* [WHAT YOU ARE ASKED TO DO] Across the entries that follow, count the lines with the string "true" and reply with that count alone.

* [DATA SECTION]
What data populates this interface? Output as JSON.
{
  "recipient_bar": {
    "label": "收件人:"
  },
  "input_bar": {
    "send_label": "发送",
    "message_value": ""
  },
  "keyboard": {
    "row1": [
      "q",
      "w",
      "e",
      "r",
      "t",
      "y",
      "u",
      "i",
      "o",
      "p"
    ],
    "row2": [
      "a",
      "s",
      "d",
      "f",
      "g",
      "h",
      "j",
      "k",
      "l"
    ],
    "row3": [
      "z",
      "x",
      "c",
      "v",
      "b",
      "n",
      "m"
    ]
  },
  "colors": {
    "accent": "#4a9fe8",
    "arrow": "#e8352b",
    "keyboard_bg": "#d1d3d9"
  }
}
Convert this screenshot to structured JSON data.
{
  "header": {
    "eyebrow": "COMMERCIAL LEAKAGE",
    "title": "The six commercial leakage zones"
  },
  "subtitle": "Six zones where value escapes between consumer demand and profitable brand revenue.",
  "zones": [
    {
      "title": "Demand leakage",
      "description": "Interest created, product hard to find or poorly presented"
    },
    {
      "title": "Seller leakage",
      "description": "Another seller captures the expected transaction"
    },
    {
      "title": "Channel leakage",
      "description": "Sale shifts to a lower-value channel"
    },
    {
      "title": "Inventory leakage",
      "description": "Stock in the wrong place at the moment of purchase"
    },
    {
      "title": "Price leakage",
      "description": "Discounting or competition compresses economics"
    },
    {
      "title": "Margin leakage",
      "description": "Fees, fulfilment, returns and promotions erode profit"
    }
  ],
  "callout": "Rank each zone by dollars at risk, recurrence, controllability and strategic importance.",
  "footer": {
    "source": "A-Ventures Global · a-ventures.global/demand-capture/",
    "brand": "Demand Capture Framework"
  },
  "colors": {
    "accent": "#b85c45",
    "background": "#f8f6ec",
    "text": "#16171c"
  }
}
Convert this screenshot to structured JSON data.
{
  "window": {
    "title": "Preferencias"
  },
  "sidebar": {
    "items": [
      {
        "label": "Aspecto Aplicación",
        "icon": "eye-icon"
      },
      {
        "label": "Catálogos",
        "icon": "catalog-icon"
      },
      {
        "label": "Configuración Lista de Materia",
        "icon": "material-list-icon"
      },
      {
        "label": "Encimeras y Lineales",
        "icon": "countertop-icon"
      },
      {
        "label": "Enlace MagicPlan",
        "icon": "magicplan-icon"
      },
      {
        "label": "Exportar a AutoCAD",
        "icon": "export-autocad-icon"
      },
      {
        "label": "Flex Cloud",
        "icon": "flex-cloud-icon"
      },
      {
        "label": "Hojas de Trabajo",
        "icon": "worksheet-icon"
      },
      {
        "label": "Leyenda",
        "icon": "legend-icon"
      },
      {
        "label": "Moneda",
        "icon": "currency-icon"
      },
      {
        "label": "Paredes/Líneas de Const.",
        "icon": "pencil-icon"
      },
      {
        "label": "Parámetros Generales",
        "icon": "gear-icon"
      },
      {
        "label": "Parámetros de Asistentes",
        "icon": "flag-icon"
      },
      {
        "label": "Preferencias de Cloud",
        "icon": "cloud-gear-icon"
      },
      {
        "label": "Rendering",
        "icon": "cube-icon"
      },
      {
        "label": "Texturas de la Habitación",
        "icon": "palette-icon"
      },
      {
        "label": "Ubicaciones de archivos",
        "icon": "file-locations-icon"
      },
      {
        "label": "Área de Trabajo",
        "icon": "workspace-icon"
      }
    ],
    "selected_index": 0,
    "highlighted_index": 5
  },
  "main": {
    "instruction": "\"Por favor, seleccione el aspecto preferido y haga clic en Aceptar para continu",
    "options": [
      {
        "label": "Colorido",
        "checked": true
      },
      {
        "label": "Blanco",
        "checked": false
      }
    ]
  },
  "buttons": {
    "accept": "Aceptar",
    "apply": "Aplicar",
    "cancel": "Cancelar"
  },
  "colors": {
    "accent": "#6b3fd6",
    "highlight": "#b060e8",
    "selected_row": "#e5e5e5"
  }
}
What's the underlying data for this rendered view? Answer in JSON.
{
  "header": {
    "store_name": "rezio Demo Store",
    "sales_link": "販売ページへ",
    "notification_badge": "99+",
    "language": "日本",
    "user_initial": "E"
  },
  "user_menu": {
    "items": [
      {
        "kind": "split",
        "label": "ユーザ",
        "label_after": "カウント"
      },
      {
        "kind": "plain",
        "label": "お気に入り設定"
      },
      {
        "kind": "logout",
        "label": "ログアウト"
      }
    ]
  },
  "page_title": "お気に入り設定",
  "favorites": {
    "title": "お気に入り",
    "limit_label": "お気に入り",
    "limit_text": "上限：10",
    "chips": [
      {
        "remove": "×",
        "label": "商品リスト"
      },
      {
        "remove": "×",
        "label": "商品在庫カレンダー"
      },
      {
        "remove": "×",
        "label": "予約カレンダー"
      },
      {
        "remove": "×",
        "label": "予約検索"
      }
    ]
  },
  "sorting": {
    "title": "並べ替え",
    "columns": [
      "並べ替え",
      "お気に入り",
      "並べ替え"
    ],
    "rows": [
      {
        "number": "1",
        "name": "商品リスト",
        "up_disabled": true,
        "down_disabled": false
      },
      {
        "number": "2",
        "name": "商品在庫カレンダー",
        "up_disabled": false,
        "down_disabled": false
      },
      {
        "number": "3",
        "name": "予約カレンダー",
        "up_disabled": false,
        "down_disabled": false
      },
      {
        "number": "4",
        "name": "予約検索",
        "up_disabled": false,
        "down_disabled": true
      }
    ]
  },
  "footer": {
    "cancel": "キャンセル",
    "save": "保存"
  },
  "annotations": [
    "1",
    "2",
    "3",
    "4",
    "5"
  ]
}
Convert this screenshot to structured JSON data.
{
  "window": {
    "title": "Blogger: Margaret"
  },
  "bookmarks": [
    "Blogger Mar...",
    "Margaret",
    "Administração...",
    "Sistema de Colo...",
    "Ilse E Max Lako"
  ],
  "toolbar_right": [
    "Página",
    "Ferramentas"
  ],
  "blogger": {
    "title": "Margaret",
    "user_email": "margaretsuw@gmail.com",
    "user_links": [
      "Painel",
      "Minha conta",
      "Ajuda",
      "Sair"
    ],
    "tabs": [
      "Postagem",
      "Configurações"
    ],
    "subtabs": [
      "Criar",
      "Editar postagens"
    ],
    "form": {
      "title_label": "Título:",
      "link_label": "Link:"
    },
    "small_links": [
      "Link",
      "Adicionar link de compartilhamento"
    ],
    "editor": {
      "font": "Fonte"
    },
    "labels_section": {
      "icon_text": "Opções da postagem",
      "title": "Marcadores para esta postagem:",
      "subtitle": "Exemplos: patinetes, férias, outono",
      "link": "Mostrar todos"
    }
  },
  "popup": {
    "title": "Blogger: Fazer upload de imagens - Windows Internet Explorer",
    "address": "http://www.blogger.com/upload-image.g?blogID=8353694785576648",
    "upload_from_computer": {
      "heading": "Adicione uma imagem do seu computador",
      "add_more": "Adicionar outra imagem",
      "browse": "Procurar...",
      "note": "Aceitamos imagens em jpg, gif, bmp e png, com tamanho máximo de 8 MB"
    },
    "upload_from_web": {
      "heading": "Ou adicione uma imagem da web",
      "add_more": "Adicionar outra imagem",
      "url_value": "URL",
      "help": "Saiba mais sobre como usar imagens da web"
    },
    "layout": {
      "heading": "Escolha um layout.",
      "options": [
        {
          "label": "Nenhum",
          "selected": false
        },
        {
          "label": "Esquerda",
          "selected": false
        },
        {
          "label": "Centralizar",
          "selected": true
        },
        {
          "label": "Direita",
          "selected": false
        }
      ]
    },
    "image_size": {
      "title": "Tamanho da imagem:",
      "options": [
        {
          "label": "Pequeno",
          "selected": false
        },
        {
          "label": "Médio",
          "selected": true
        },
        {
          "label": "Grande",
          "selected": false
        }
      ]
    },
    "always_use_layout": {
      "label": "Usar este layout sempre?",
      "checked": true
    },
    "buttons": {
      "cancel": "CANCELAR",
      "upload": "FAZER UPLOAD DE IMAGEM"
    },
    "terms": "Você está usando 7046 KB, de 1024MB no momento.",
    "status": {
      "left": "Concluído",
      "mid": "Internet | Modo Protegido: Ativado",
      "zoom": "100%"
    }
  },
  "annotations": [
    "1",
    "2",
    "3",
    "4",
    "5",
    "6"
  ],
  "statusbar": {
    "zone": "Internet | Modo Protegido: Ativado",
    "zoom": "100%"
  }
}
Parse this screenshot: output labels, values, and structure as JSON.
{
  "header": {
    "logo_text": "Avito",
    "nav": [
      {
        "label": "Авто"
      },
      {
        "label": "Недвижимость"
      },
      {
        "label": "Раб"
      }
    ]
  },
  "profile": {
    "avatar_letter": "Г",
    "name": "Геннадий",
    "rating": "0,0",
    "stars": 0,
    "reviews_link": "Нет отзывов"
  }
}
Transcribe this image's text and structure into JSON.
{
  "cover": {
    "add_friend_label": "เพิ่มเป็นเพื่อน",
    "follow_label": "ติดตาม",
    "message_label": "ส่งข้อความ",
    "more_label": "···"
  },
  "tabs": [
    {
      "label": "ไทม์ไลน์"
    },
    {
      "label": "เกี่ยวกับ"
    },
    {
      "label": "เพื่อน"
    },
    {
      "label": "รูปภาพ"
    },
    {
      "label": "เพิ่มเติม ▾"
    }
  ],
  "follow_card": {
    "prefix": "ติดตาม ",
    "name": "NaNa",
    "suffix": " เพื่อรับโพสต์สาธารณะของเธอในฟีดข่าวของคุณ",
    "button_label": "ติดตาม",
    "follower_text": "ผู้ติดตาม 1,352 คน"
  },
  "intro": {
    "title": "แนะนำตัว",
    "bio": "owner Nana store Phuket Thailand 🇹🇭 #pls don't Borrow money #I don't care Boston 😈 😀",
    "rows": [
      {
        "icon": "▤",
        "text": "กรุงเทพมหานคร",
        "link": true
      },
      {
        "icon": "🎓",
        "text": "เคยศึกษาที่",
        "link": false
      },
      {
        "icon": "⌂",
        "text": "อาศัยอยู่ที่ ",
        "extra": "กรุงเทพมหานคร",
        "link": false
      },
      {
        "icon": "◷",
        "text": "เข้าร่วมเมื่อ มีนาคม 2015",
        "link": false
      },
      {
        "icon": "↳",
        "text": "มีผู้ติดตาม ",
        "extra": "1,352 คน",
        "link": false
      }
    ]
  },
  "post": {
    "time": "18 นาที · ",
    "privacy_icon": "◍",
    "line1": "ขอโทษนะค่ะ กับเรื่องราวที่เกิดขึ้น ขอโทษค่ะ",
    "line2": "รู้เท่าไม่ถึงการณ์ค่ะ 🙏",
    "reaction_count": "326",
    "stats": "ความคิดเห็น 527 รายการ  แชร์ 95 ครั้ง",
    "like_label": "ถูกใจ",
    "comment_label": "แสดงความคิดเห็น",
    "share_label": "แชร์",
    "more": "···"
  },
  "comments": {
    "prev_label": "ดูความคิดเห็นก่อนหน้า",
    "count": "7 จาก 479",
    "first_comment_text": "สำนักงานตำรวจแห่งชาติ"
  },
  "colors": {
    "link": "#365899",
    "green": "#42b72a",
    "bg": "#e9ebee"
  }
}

* [SOLUTION TO THE EXERCISE] 7